Data
-----

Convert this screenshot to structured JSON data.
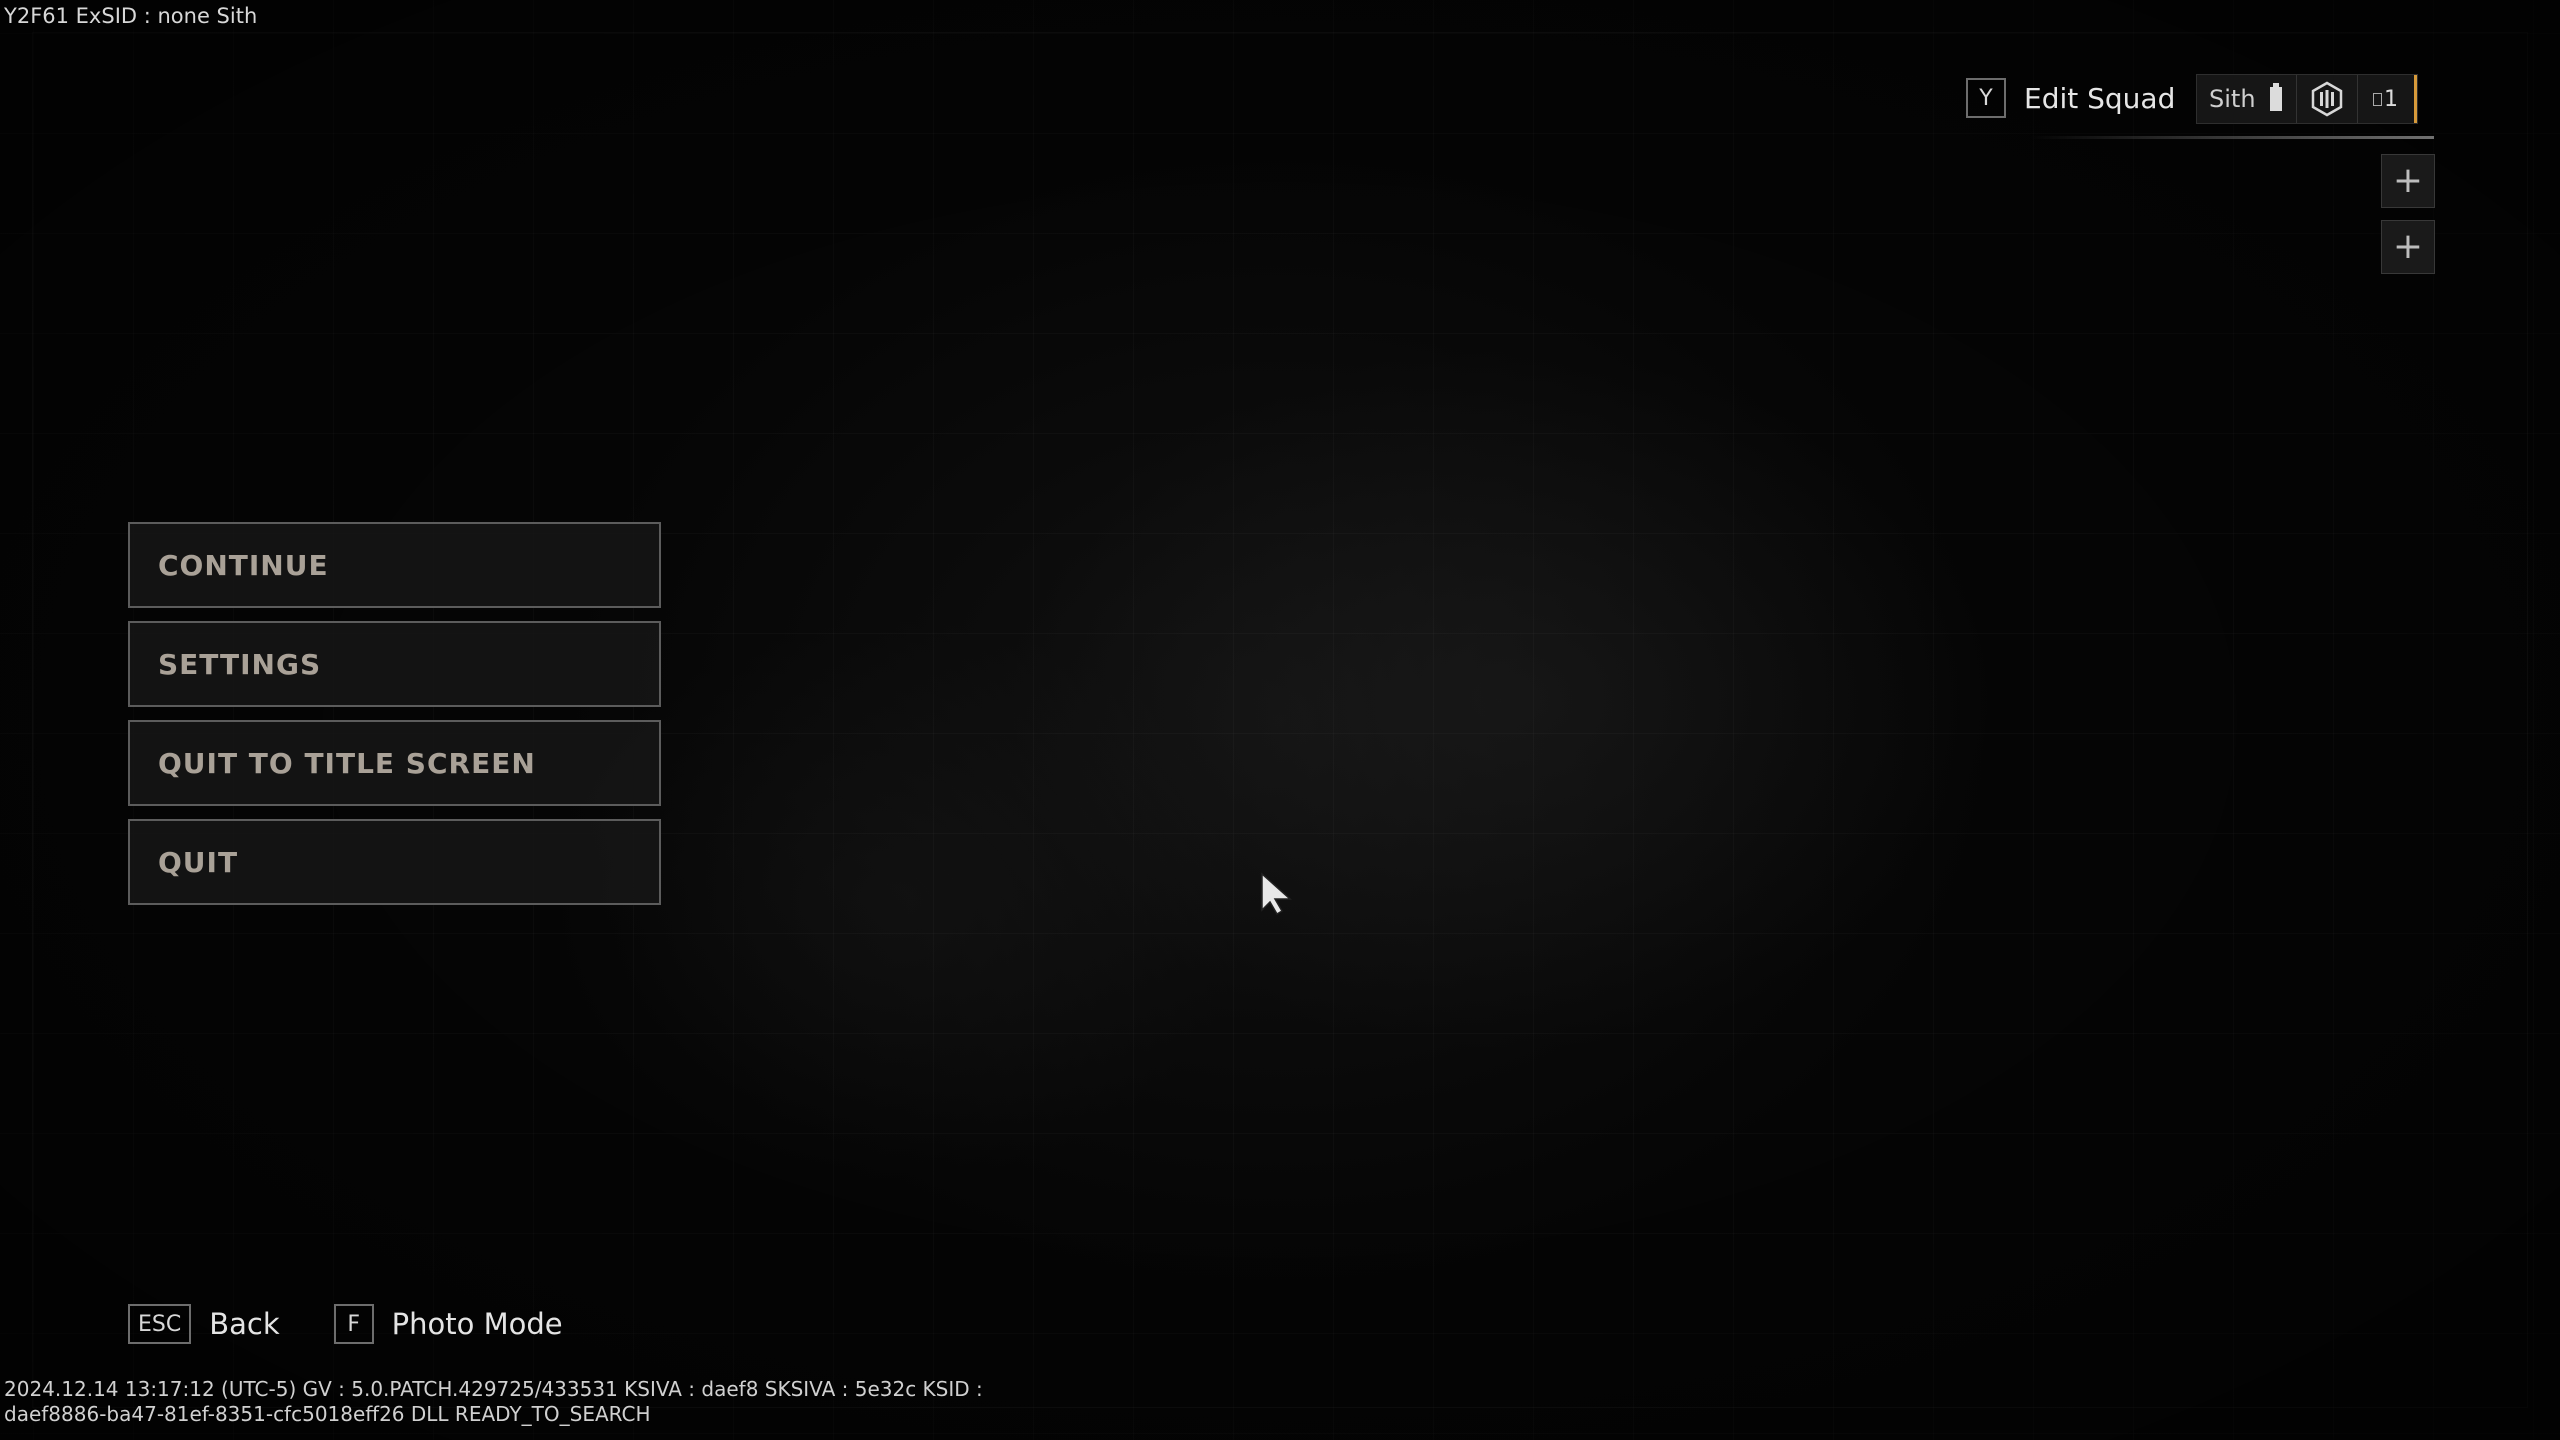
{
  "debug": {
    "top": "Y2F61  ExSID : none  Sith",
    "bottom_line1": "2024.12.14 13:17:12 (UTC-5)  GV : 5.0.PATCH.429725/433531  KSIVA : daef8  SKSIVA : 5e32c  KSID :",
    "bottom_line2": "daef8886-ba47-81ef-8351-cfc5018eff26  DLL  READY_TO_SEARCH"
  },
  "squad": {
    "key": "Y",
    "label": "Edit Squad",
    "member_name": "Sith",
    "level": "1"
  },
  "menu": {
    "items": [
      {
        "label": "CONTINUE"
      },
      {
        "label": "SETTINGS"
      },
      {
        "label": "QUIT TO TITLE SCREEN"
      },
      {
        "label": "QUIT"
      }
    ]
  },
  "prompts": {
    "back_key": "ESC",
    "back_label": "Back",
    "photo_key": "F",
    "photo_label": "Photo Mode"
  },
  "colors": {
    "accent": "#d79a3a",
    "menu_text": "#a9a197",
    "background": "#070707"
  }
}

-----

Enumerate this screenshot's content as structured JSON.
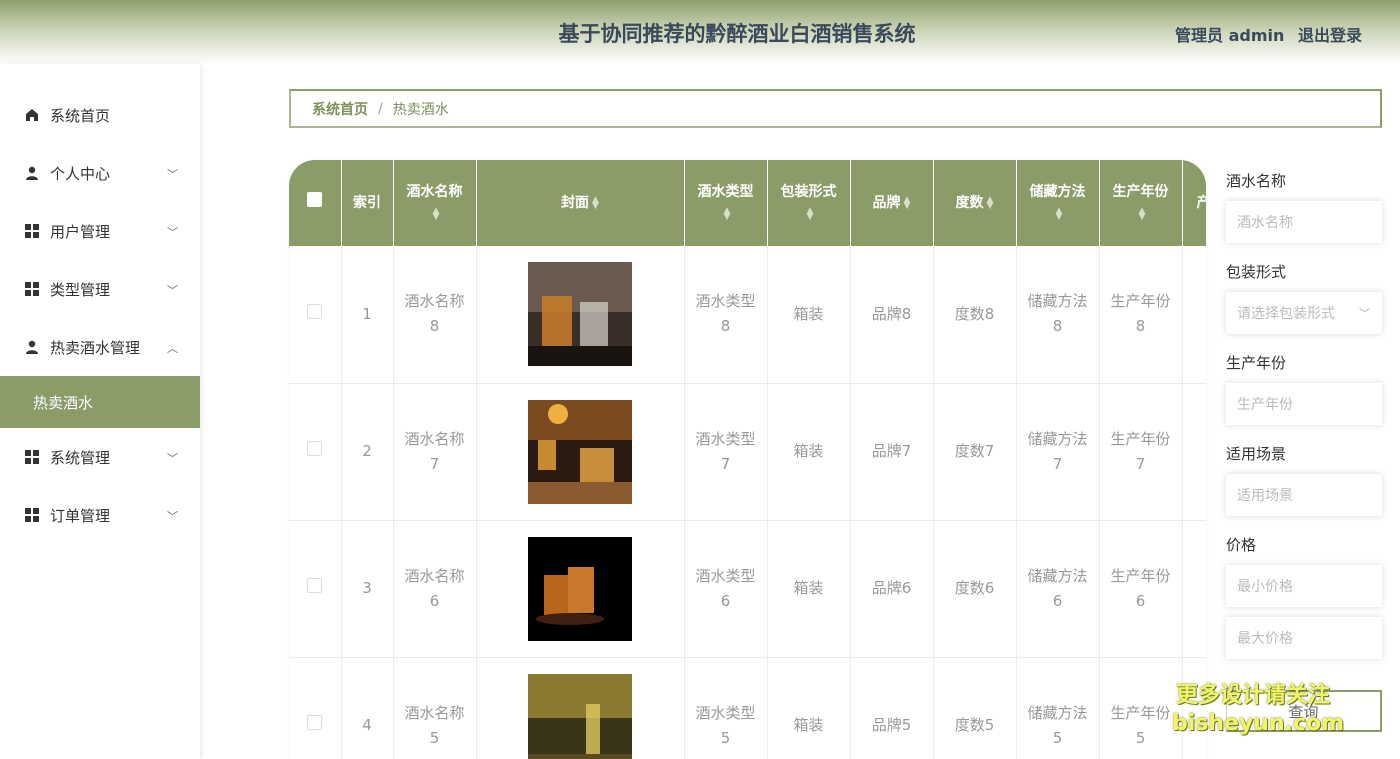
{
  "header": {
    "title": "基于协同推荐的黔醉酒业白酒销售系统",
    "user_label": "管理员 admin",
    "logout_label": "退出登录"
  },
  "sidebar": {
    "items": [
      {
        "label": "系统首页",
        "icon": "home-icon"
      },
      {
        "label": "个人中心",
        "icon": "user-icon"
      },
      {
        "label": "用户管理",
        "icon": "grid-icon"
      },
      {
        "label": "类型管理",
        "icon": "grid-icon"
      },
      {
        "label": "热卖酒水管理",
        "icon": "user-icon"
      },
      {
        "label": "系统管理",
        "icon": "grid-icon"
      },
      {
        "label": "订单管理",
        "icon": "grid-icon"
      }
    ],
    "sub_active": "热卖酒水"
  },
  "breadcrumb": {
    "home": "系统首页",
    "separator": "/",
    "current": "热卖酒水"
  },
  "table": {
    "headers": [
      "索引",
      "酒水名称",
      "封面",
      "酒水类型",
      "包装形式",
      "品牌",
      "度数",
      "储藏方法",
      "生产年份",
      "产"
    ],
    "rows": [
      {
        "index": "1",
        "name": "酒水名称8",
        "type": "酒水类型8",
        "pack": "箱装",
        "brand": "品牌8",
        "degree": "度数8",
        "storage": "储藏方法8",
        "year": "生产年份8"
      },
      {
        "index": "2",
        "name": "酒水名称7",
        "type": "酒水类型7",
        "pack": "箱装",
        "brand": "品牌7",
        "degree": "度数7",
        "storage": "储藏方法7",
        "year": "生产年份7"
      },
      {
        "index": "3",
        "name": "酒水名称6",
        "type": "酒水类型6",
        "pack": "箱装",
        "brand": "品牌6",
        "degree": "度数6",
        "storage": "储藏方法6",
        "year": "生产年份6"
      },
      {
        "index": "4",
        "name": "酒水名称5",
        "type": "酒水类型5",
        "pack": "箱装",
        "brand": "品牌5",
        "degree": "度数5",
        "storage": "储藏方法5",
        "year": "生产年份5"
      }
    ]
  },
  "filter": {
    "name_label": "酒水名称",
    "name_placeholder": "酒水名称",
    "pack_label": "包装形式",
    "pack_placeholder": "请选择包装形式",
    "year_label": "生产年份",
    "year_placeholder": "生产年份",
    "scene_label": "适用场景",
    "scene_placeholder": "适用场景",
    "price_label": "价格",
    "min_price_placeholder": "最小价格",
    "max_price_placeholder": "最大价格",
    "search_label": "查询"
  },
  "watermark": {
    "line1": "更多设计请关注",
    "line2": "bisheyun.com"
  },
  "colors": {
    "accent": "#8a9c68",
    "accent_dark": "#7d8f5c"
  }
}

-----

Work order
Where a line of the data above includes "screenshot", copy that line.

Completed task
Convert this screenshot to structured JSON data.
Enumerate this screenshot's content as structured JSON.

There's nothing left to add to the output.